There is still the option that if all shareholders approve the interim dividend and the claims of creditors are not jeopardized by such interim dividend, the audit by the auditors may be waived. Not least because this eliminates a precautionary measure, however, the law makes express reference in connection with interim dividends to the duty to repay in the event of unjustified dividends (Art. 675a para. 3 in conjunction with Art. 678 para. Art. 678 para. 1 revCO; this refund obligation is also being revised, which we will explain in more detail in a separate blog post).
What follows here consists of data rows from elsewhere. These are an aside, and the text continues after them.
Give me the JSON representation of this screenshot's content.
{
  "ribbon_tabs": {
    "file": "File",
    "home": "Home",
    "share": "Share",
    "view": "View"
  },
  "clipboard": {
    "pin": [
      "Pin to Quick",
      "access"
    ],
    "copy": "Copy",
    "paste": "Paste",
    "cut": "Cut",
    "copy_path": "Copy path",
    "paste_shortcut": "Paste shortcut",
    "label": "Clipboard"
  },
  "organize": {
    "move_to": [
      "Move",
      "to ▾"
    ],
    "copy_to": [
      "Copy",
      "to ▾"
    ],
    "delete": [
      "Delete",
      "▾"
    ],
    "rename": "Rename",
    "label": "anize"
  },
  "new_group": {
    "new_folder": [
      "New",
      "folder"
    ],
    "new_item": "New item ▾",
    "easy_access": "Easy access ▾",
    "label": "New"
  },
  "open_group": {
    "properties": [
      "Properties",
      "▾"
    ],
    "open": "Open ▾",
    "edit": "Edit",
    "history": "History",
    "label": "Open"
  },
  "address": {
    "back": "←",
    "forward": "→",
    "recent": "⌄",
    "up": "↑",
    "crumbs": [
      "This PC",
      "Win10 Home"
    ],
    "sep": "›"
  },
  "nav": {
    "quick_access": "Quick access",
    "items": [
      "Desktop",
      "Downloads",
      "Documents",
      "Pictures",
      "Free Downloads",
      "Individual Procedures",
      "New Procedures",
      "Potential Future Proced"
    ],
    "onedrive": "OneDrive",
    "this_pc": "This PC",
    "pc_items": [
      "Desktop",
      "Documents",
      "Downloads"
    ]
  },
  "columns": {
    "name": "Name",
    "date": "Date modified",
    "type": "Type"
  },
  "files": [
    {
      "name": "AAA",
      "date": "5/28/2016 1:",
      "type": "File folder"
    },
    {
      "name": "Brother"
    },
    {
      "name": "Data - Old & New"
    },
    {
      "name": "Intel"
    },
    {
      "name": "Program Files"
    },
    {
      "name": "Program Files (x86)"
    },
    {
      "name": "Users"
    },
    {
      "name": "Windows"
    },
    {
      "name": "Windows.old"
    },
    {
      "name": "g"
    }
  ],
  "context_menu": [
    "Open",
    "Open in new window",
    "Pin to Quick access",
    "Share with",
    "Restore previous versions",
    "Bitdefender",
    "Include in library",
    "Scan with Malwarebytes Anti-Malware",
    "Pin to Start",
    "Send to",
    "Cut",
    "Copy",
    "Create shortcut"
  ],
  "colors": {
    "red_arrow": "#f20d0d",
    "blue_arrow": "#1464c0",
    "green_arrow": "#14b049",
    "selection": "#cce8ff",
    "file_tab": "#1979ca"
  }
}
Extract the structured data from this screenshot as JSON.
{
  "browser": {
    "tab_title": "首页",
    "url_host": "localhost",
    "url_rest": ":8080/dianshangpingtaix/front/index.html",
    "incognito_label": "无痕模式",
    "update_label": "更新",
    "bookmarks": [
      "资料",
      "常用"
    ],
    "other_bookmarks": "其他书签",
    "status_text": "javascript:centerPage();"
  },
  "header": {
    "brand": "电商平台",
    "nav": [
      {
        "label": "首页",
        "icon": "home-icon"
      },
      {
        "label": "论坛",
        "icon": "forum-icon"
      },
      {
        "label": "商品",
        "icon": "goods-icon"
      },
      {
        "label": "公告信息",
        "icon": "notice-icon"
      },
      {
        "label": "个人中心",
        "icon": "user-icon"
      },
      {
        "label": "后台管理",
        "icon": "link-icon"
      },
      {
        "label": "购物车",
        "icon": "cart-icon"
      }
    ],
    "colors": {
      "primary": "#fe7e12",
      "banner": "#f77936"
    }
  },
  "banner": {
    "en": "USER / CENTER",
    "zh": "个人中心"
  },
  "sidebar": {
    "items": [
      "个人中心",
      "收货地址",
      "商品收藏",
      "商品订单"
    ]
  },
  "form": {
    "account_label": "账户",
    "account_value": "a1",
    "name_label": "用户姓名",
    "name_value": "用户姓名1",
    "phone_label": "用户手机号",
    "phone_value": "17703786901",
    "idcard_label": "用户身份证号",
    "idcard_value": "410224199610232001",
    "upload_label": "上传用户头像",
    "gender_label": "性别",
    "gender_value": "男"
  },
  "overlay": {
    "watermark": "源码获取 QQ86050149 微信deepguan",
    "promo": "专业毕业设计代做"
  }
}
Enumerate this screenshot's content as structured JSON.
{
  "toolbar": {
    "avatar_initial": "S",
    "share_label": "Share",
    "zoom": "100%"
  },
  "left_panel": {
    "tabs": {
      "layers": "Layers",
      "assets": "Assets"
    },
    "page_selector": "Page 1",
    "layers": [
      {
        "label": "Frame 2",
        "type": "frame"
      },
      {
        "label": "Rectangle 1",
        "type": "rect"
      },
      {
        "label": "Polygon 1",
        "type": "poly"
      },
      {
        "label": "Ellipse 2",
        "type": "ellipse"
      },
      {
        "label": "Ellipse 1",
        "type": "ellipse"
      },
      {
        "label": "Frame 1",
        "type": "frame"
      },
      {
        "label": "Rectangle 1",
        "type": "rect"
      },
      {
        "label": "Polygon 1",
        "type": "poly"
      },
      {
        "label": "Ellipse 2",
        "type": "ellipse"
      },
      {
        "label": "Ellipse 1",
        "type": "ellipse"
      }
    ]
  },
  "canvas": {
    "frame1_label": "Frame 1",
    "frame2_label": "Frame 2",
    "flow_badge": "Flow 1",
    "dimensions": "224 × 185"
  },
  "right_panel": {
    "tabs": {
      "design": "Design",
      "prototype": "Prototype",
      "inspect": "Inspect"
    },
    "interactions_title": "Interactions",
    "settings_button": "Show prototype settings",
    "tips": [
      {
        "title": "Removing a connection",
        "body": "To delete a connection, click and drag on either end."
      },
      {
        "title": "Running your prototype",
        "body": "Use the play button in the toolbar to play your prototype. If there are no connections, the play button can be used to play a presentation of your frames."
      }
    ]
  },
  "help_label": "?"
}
The determination of the interim dividend and the approval of the interim financial statements required for this purpose are among the non-transferable powers of the shareholders' meeting and can therefore not be delegated to the board of directors (Art. 698 para. 2 no. 5 revCO). Companies that do not wish to hold a shareholders' meeting in traditional form to resolve an interim dividend may wish to make use of the new possibilities of virtual or hybrid shareholders' meetings (see our blog: "New Corporate Law: General meeting under the new company law – what is changing? (no. 2)" of March 7, 2022). 

A distinction must be made between an interim dividend and a staggered dividend that is declared at the annual general meeting on the basis of the approved annual financial statements (of a completed financial year). This remains permissible, as does an extraordinary dividend, which is declared by the shareholders and paid from the usable equity as stated in the annual financial statement already approved by the relevant the annual general meeting.

If you have any questions, please do not hesitate to contact our team.

Other articles in the series:

Authors: Thomas Steiner-Krizaj, Peter Kühn, Lukas Züst